**DATA RECORDS:**
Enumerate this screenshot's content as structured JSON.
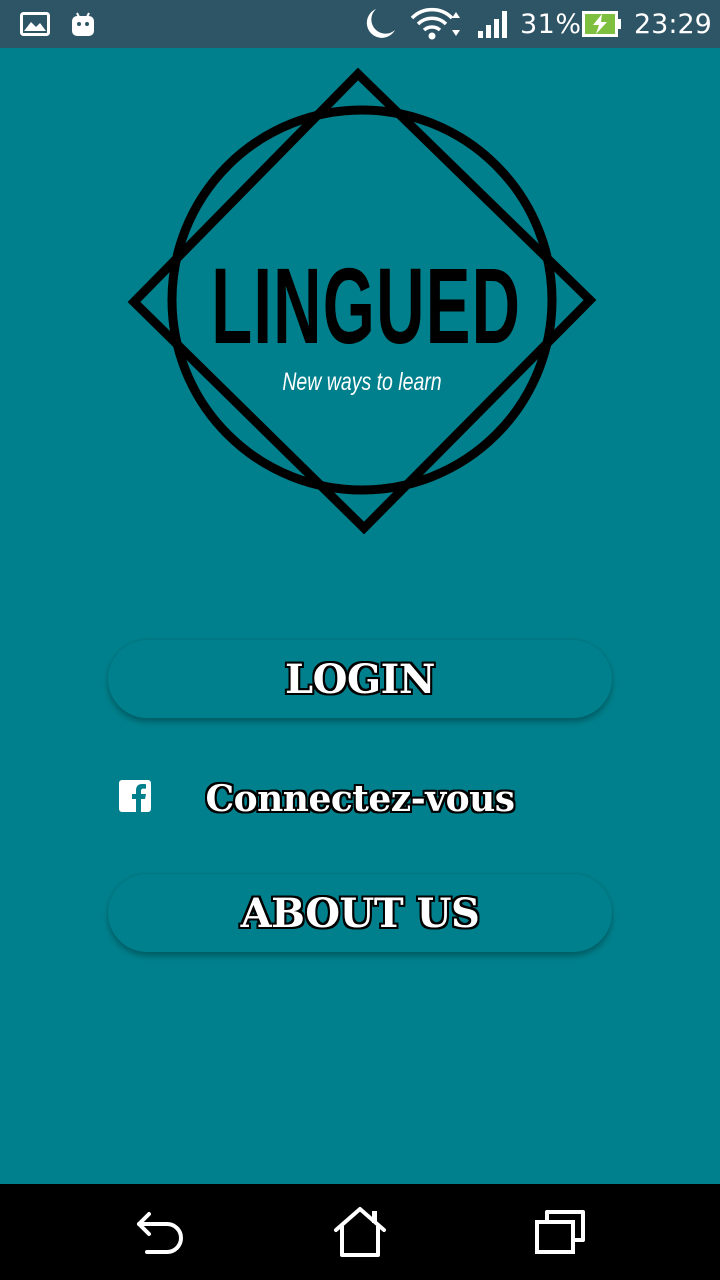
{
  "status_bar": {
    "battery_percent": "31%",
    "clock": "23:29",
    "icons": [
      "gallery-icon",
      "android-icon",
      "moon-icon",
      "wifi-icon",
      "signal-icon",
      "battery-charging-icon"
    ]
  },
  "logo": {
    "title": "LINGUED",
    "tagline": "New ways to learn"
  },
  "buttons": {
    "login_label": "LOGIN",
    "facebook_label": "Connectez-vous",
    "about_label": "ABOUT US"
  },
  "nav_bar": {
    "icons": [
      "back-icon",
      "home-icon",
      "recents-icon"
    ]
  },
  "colors": {
    "background": "#00808c",
    "status_bar": "#2e5566",
    "nav_bar": "#000000",
    "text": "#ffffff",
    "outline": "#000000"
  }
}
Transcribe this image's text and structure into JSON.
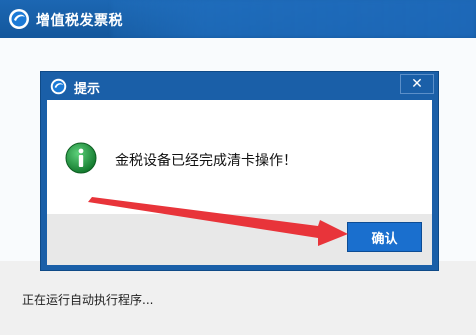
{
  "parent": {
    "title": "增值税发票税",
    "status": "正在运行自动执行程序..."
  },
  "dialog": {
    "title": "提示",
    "close_glyph": "✕",
    "message": "金税设备已经完成清卡操作！",
    "ok_label": "确认"
  },
  "colors": {
    "titlebar": "#1a5fa8",
    "ok_button": "#1a6fce",
    "arrow": "#e8343a",
    "info_icon": "#1f9a3e"
  },
  "icons": {
    "app": "app-logo-icon",
    "info": "info-icon",
    "close": "close-icon",
    "annotation": "red-arrow-icon"
  }
}
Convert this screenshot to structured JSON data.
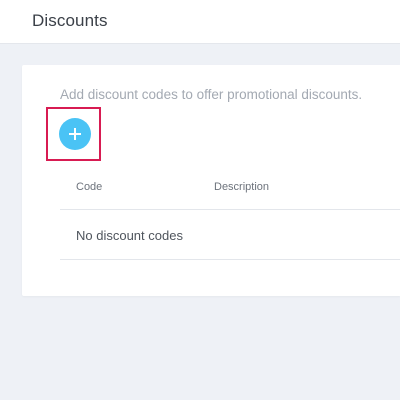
{
  "header": {
    "title": "Discounts"
  },
  "card": {
    "hint": "Add discount codes to offer promotional discounts.",
    "add_button": {
      "icon": "plus-icon",
      "color": "#4ac3f5",
      "highlight_color": "#d81b52"
    },
    "table": {
      "columns": [
        "Code",
        "Description"
      ],
      "empty_message": "No discount codes"
    }
  }
}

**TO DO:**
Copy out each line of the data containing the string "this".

**RESPONSE TO THE EXERCISE:**
Enumerate this screenshot's content as structured JSON.
Transcribe this image's text and structure into JSON.
Convert this screenshot to structured JSON data.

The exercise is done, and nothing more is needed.